─── Dataset entries ───
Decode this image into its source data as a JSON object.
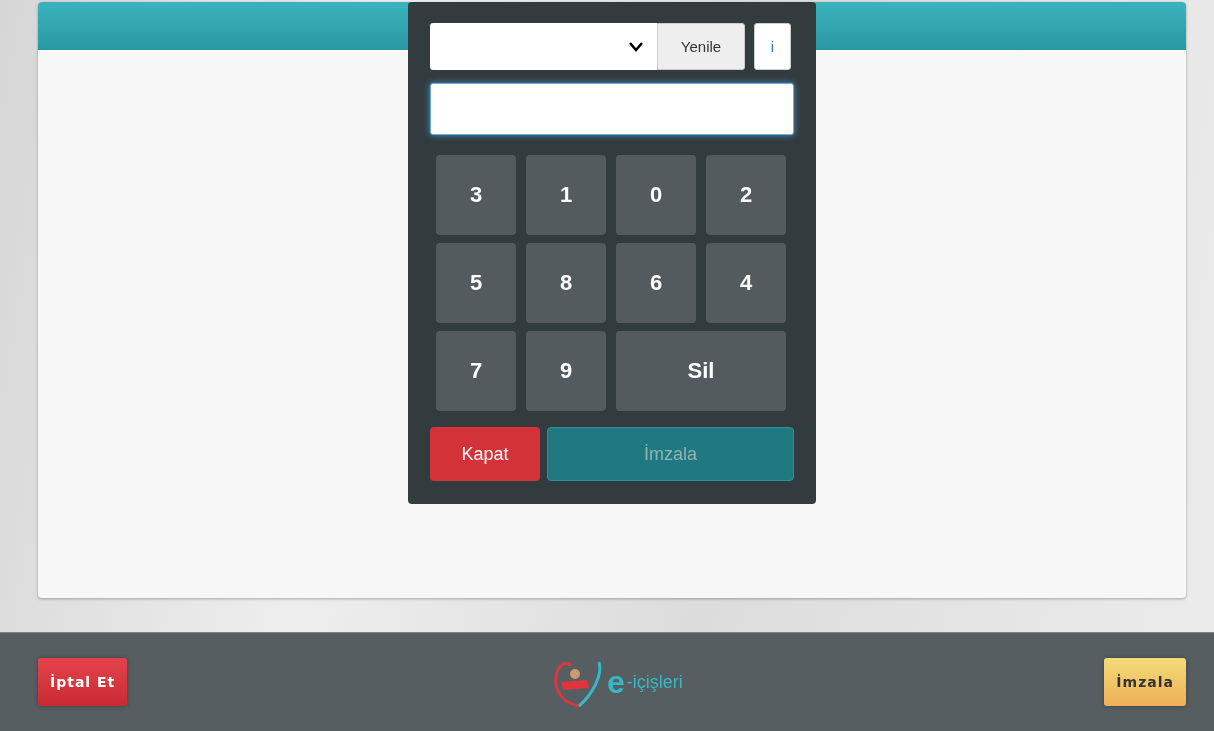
{
  "dialog": {
    "refresh_button": "Yenile",
    "info_button": "i",
    "keys": [
      {
        "label": "3",
        "kind": "digit"
      },
      {
        "label": "1",
        "kind": "digit"
      },
      {
        "label": "0",
        "kind": "digit"
      },
      {
        "label": "2",
        "kind": "digit"
      },
      {
        "label": "5",
        "kind": "digit"
      },
      {
        "label": "8",
        "kind": "digit"
      },
      {
        "label": "6",
        "kind": "digit"
      },
      {
        "label": "4",
        "kind": "digit"
      },
      {
        "label": "7",
        "kind": "digit"
      },
      {
        "label": "9",
        "kind": "digit"
      },
      {
        "label": "Sil",
        "kind": "delete"
      }
    ],
    "close_button": "Kapat",
    "sign_button": {
      "label": "İmzala",
      "disabled": true
    }
  },
  "footer": {
    "cancel_button": "İptal Et",
    "logo": {
      "mark": "e",
      "text": "-içişleri"
    },
    "sign_button": "İmzala"
  }
}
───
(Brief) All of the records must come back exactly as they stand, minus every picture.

(Output)
Decode this image into its source data as a JSON object.
{
  "dialog": {
    "refresh_button": "Yenile",
    "info_button": "i",
    "keys": [
      {
        "label": "3",
        "kind": "digit"
      },
      {
        "label": "1",
        "kind": "digit"
      },
      {
        "label": "0",
        "kind": "digit"
      },
      {
        "label": "2",
        "kind": "digit"
      },
      {
        "label": "5",
        "kind": "digit"
      },
      {
        "label": "8",
        "kind": "digit"
      },
      {
        "label": "6",
        "kind": "digit"
      },
      {
        "label": "4",
        "kind": "digit"
      },
      {
        "label": "7",
        "kind": "digit"
      },
      {
        "label": "9",
        "kind": "digit"
      },
      {
        "label": "Sil",
        "kind": "delete"
      }
    ],
    "close_button": "Kapat",
    "sign_button": {
      "label": "İmzala",
      "disabled": true
    }
  },
  "footer": {
    "cancel_button": "İptal Et",
    "logo": {
      "mark": "e",
      "text": "-içişleri"
    },
    "sign_button": "İmzala"
  }
}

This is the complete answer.